Or, the real secret? Start anywhere in the Forged in the Dark SRD. As you read over the rules, ask yourself, “How does this fit my inspiration? Where does it rub wrong? Is this something that could be re-flavored or does the underlying system need to change?”
When I started Ruralpunk I began by redesigning character creation to use a life-path system because I wanted characters to have a sense of multi-generation history. So like I said: look over the rules. Literally any section can be a launching point when you find something that doesn’t fit your vision.
Where to start…and how to continue
Any of these three ideas can jumpstart your hack. So how to pick one?
Pick what gets you excited. If you stall with one strategy, try another. If you get excited writing up a summary of your world, start with the fiction. If you get excited thinking up playbooks, run with that. Or if you get excited thinking about new plan types for scores…go with it.
The second step? Try jumping to one of the areas you didn’t start with. If you have some playbooks written out, write up a fiction overview. Voila, you have enough to playtest. Or jump to changing what entanglements do. Eventually you’ll hit a part that doesn’t interest you and needs to be worked through anyway, but when you’re first starting out build momentum by playing around with what’s fun.
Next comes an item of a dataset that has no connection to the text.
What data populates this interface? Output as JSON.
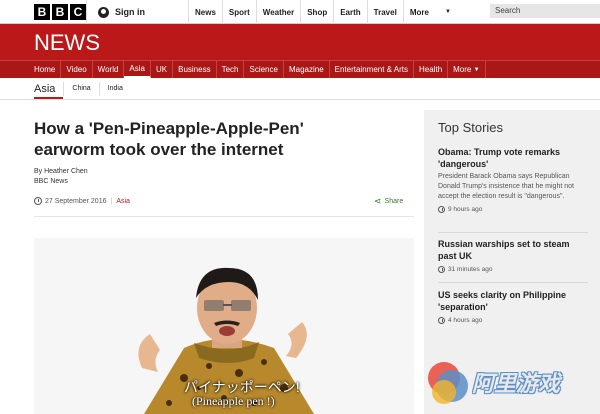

This blog is a mix of game design analysis, commentary on issues affecting indie dev spaces, and some personal reflections.